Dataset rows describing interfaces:
───

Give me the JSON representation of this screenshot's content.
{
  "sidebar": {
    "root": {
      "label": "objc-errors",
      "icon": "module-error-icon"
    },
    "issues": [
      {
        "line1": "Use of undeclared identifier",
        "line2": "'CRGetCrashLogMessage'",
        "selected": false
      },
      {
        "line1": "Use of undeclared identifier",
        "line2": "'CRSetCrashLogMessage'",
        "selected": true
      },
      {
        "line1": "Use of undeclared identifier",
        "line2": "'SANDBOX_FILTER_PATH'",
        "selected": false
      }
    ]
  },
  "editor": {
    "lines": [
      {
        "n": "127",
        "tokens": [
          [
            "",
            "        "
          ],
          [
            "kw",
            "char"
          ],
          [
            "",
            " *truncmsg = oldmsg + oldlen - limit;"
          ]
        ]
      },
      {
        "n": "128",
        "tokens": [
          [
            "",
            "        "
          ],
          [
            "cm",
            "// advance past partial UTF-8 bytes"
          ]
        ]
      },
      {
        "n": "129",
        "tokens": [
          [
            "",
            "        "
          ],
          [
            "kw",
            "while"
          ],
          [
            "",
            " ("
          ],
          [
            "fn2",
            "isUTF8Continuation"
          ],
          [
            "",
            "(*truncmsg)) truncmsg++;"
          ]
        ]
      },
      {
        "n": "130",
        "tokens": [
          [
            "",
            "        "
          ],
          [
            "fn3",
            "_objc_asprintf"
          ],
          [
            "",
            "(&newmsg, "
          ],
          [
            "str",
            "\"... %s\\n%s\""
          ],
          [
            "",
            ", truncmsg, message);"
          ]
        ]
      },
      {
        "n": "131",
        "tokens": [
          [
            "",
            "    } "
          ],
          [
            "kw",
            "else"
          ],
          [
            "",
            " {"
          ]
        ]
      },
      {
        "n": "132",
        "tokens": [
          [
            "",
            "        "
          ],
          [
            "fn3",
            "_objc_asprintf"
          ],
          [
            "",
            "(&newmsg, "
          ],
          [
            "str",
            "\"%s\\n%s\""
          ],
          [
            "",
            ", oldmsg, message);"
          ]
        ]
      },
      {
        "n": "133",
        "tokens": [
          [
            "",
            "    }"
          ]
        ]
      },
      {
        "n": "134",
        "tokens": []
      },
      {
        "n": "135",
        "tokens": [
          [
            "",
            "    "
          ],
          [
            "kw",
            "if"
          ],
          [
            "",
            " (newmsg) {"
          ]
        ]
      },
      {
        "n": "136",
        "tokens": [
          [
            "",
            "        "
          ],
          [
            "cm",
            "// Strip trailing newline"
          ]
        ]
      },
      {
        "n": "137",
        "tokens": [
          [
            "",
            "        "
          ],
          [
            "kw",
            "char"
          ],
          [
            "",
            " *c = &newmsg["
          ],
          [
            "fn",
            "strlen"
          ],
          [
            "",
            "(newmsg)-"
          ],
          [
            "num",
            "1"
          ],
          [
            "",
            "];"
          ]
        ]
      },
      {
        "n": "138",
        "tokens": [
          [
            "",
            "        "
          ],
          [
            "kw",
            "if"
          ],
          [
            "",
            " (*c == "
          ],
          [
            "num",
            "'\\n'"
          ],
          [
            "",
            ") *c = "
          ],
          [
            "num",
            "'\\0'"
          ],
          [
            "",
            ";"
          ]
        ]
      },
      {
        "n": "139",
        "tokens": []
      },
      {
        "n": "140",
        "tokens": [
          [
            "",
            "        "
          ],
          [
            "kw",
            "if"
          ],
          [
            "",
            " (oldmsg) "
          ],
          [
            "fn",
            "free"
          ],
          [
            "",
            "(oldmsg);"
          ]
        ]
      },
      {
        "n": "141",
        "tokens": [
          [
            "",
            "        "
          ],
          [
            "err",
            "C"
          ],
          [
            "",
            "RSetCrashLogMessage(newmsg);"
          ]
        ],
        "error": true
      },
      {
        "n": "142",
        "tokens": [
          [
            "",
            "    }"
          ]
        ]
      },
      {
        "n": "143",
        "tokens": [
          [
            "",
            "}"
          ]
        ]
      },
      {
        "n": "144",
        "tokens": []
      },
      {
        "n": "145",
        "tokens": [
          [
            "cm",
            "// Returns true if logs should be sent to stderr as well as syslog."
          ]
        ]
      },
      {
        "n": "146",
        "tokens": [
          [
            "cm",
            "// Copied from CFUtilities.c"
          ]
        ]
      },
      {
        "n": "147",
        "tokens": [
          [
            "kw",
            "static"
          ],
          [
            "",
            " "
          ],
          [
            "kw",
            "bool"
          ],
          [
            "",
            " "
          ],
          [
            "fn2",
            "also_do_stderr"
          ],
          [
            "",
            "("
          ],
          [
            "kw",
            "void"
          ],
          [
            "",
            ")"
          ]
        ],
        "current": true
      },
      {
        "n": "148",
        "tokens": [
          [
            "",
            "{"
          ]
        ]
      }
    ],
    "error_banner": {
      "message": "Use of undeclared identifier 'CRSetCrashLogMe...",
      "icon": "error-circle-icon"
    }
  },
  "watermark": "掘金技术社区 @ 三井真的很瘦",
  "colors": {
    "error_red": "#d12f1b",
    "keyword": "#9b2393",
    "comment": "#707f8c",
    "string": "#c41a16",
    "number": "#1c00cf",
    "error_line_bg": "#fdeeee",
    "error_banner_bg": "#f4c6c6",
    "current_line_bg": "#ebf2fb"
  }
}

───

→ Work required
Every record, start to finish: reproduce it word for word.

→ Written response
Give me the JSON representation of this screenshot's content.
{
  "sidebar": {
    "root": {
      "label": "objc-errors",
      "icon": "module-error-icon"
    },
    "issues": [
      {
        "line1": "Use of undeclared identifier",
        "line2": "'CRGetCrashLogMessage'",
        "selected": false
      },
      {
        "line1": "Use of undeclared identifier",
        "line2": "'CRSetCrashLogMessage'",
        "selected": true
      },
      {
        "line1": "Use of undeclared identifier",
        "line2": "'SANDBOX_FILTER_PATH'",
        "selected": false
      }
    ]
  },
  "editor": {
    "lines": [
      {
        "n": "127",
        "tokens": [
          [
            "",
            "        "
          ],
          [
            "kw",
            "char"
          ],
          [
            "",
            " *truncmsg = oldmsg + oldlen - limit;"
          ]
        ]
      },
      {
        "n": "128",
        "tokens": [
          [
            "",
            "        "
          ],
          [
            "cm",
            "// advance past partial UTF-8 bytes"
          ]
        ]
      },
      {
        "n": "129",
        "tokens": [
          [
            "",
            "        "
          ],
          [
            "kw",
            "while"
          ],
          [
            "",
            " ("
          ],
          [
            "fn2",
            "isUTF8Continuation"
          ],
          [
            "",
            "(*truncmsg)) truncmsg++;"
          ]
        ]
      },
      {
        "n": "130",
        "tokens": [
          [
            "",
            "        "
          ],
          [
            "fn3",
            "_objc_asprintf"
          ],
          [
            "",
            "(&newmsg, "
          ],
          [
            "str",
            "\"... %s\\n%s\""
          ],
          [
            "",
            ", truncmsg, message);"
          ]
        ]
      },
      {
        "n": "131",
        "tokens": [
          [
            "",
            "    } "
          ],
          [
            "kw",
            "else"
          ],
          [
            "",
            " {"
          ]
        ]
      },
      {
        "n": "132",
        "tokens": [
          [
            "",
            "        "
          ],
          [
            "fn3",
            "_objc_asprintf"
          ],
          [
            "",
            "(&newmsg, "
          ],
          [
            "str",
            "\"%s\\n%s\""
          ],
          [
            "",
            ", oldmsg, message);"
          ]
        ]
      },
      {
        "n": "133",
        "tokens": [
          [
            "",
            "    }"
          ]
        ]
      },
      {
        "n": "134",
        "tokens": []
      },
      {
        "n": "135",
        "tokens": [
          [
            "",
            "    "
          ],
          [
            "kw",
            "if"
          ],
          [
            "",
            " (newmsg) {"
          ]
        ]
      },
      {
        "n": "136",
        "tokens": [
          [
            "",
            "        "
          ],
          [
            "cm",
            "// Strip trailing newline"
          ]
        ]
      },
      {
        "n": "137",
        "tokens": [
          [
            "",
            "        "
          ],
          [
            "kw",
            "char"
          ],
          [
            "",
            " *c = &newmsg["
          ],
          [
            "fn",
            "strlen"
          ],
          [
            "",
            "(newmsg)-"
          ],
          [
            "num",
            "1"
          ],
          [
            "",
            "];"
          ]
        ]
      },
      {
        "n": "138",
        "tokens": [
          [
            "",
            "        "
          ],
          [
            "kw",
            "if"
          ],
          [
            "",
            " (*c == "
          ],
          [
            "num",
            "'\\n'"
          ],
          [
            "",
            ") *c = "
          ],
          [
            "num",
            "'\\0'"
          ],
          [
            "",
            ";"
          ]
        ]
      },
      {
        "n": "139",
        "tokens": []
      },
      {
        "n": "140",
        "tokens": [
          [
            "",
            "        "
          ],
          [
            "kw",
            "if"
          ],
          [
            "",
            " (oldmsg) "
          ],
          [
            "fn",
            "free"
          ],
          [
            "",
            "(oldmsg);"
          ]
        ]
      },
      {
        "n": "141",
        "tokens": [
          [
            "",
            "        "
          ],
          [
            "err",
            "C"
          ],
          [
            "",
            "RSetCrashLogMessage(newmsg);"
          ]
        ],
        "error": true
      },
      {
        "n": "142",
        "tokens": [
          [
            "",
            "    }"
          ]
        ]
      },
      {
        "n": "143",
        "tokens": [
          [
            "",
            "}"
          ]
        ]
      },
      {
        "n": "144",
        "tokens": []
      },
      {
        "n": "145",
        "tokens": [
          [
            "cm",
            "// Returns true if logs should be sent to stderr as well as syslog."
          ]
        ]
      },
      {
        "n": "146",
        "tokens": [
          [
            "cm",
            "// Copied from CFUtilities.c"
          ]
        ]
      },
      {
        "n": "147",
        "tokens": [
          [
            "kw",
            "static"
          ],
          [
            "",
            " "
          ],
          [
            "kw",
            "bool"
          ],
          [
            "",
            " "
          ],
          [
            "fn2",
            "also_do_stderr"
          ],
          [
            "",
            "("
          ],
          [
            "kw",
            "void"
          ],
          [
            "",
            ")"
          ]
        ],
        "current": true
      },
      {
        "n": "148",
        "tokens": [
          [
            "",
            "{"
          ]
        ]
      }
    ],
    "error_banner": {
      "message": "Use of undeclared identifier 'CRSetCrashLogMe...",
      "icon": "error-circle-icon"
    }
  },
  "watermark": "掘金技术社区 @ 三井真的很瘦",
  "colors": {
    "error_red": "#d12f1b",
    "keyword": "#9b2393",
    "comment": "#707f8c",
    "string": "#c41a16",
    "number": "#1c00cf",
    "error_line_bg": "#fdeeee",
    "error_banner_bg": "#f4c6c6",
    "current_line_bg": "#ebf2fb"
  }
}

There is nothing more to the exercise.